What is PCI (Pavement Condition Index), and how does this number decide if your street is in need of repair or reconstruction? According to information on the City of Corpus Christi website, “Streets are inspected and assessed using a Micro–PAVER Pavement Management System. Twenty pavement distresses (their type, severity, and quantity) are used to determine a Pavement Condition Index (PCI) for each section of a street. The PCI is like a grade, 0 to 100, 100 being the best. The PCI is used as a planning tool for street work. Streets with a PCI in the range of 0 to 55 are considered Poor and are candidates for reconstruction. Streets with a PCI in the range of 56 to 100 are considered to be in Fair to Good condition and are candidates for Preventative Maintenance.” The map below indicates PCI of all city streets. Red indicates a rating of 0-10, orange 11-39, yellow 40-54, and green 55-100. (For a closer look at a specific street, click on this link to access an interactive map.)
This same site has a written explanation of the criteria used to determine overall street condition: pavement condition (PCI), curb and gutter, drainage, ADA (American Disability Act) requirements, and underground utilities. It also states, “The SPMP is for applying preventative maintenance to streets that are still in Good condition. It is not designed to fund reconstruction of those streets that are in POOR condition. Streets with a PCI in the range of 56 to 100 are considered to be in Fair to Good condition and are candidates for preventative maintenance, which includes seal coats or overlays.” Seal Coating adds a wear surface that lasts up to 7 years, while overlays can last up to 10 years. A street with a PCI of 17, such as the one depicted in the photos below, is obviously in need of something more drastic than a seal coat or overlay. Unfortunately, that requires a completely different kind of repair, such as full reconstruction, which is typically funded by a bond.
Two of the ad hoc street committee members, Andy Taubman and Kyle Pape, took a drive around town to get a real look at the residential streets.
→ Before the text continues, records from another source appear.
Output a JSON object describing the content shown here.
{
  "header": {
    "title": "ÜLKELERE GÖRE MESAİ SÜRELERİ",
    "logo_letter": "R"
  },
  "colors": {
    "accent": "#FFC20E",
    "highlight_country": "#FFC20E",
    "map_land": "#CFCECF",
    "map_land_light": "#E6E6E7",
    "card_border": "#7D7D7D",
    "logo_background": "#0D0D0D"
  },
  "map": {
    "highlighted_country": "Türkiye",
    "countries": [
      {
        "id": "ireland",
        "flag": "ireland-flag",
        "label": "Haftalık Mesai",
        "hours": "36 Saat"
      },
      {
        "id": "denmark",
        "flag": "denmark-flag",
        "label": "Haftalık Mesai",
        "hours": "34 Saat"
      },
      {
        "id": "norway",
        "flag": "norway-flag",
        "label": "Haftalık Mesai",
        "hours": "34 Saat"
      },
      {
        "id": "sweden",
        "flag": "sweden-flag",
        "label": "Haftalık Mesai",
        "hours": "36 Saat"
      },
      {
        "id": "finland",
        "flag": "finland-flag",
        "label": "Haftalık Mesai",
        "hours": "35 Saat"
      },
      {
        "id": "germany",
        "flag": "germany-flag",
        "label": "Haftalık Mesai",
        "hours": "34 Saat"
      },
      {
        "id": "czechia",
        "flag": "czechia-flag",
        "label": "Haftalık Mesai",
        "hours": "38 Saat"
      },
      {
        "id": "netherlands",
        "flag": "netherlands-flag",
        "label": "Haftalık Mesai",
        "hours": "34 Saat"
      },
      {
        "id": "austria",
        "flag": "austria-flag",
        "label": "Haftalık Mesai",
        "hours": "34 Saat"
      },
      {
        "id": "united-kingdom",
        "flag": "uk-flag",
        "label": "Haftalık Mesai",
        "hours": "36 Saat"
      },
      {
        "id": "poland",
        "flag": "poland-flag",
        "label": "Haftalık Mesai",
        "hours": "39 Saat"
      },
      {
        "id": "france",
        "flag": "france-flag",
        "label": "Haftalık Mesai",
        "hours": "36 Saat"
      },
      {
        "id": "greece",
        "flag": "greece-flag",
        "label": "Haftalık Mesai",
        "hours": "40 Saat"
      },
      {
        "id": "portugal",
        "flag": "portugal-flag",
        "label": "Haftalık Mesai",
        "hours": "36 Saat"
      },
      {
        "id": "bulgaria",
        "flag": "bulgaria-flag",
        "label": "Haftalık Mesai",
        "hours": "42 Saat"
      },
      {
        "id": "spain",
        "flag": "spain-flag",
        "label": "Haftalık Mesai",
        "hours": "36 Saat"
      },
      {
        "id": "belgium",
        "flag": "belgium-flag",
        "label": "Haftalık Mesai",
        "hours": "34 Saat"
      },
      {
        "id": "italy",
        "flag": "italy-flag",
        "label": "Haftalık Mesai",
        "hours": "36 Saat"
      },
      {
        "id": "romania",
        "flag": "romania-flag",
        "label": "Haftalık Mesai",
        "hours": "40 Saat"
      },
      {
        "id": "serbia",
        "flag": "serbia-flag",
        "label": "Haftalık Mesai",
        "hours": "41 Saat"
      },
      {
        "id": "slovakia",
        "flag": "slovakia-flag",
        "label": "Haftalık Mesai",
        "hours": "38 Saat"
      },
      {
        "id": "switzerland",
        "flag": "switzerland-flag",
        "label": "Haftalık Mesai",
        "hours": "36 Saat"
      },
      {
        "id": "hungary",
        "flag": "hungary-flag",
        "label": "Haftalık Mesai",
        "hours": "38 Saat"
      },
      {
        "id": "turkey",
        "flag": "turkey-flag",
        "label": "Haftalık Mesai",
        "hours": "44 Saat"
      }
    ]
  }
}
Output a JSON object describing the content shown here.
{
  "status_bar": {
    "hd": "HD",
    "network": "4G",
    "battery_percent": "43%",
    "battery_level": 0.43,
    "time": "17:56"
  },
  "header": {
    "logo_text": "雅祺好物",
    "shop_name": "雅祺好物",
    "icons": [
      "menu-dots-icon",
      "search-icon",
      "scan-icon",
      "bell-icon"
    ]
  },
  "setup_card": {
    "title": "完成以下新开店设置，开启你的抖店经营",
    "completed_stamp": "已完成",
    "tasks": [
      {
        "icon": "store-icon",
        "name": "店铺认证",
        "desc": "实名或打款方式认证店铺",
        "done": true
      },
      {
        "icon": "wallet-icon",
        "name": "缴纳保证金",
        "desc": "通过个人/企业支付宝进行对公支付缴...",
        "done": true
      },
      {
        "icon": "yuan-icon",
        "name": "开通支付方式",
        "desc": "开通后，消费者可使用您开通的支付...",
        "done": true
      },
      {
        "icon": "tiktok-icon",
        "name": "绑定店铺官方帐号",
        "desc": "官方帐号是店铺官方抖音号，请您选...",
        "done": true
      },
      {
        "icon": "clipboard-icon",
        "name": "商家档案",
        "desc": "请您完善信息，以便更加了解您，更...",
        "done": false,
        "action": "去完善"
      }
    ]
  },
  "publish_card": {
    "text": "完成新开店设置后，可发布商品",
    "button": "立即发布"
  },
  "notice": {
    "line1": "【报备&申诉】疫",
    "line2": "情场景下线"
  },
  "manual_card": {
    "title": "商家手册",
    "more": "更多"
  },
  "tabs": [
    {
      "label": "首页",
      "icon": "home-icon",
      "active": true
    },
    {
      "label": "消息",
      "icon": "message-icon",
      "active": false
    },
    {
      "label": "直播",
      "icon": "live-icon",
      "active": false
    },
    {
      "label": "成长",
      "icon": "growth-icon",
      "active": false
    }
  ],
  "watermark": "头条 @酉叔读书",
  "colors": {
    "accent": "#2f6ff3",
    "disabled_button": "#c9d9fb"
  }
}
What they found was rather revealing. For example, they discovered that PCI varied greatly even for similarly situated streets. Hosea, Joel, and Amos were built in 2007 and have basically the same kind of traffic, yet their PCI ratings vary greatly, especially Joel’s. They also found that streets classified as “failing” are actually stable, such as Vista Ridge Drive in the Calallen area, and may deserve a higher rating. Furthermore, though some streets have lots of alligator cracks and a PCI of 1, as is the case with Dodd, the ride itself is not bad. The road is just ugly.
Some roads Taubman and Pape found to be dangerous. These streets had more than just potholes. Some, such as Yorktown Boulevard at Rodd Field and Hearn Road looking east at Callicoatte Road, have a bad case of “right lane sag” which creates a sensation in the driver of running off the road because the car pulls to the right. Other roads have jarring dips, as on Orlando Street. This condition has the potential to damage a car, which can cause anxiety in drivers. Other streets have holes or washed out areas at the turn edge. The northeast corner of McClendon at Staples has just such a problem, which could also cause damage to vehicles. Still other roads are simply too narrow for two vehicles and oftentimes are without shoulders. At night, this kind of road (i.e. Don Patricio in Flour Bluff) gives the driver the feeling that oncoming vehicles are approaching them head on. These kinds of conditions do not figure into the PCI, but they do figure into what some might call the OSI (Oh, S#*@! Index).
After examining the PCI data provided by city staff and then actually cruising the streets of Corpus Christi, Taubman and Pape put together a presentation for the Street Committee that outlined their findings. First, streets with a PCI of 0 to 10 do not necessarily drive worse than streets with a PCI less than 55. Second, actual ride quality is mostly independent of PCI and does not take into consideration dangerous situations. Third, some seal-coat roads that have a high PCI may actually produce a poor ride. Fourth, citizens don’t care as much about alligator cracking as they do hazardous driving conditions. Last, maybe the City should consider that PCI is not the best management objective and consider devising a better plan for prioritizing the streets slated for maintenance – with safety concerns topping the list. By doing so, they can spend the allotted street maintenance funds more efficiently and actually address streets that the citizens know are in dire need of repair.
The Street Committee also reviewed if the City was getting its moneys-worth from the seal coat and overlay programs. The City does these treatments to preserve the life of streets that are in good condition and uses the street fee added to everyone’s water bill to do them. The review consisted of looking at the road quality to see if the treatments had protected the roads as expected over time. What the Committee found is that it appeared that seal coats were not as effective as planned. Overlays did not have enough history to provide definitive results, but the small data set did not inspire confidence of maintained quality either. The City cites many reasons why this occurred and hopes to improve the process going forward. The Committee recommends that this analysis continue to see if the situation improves or stays the same.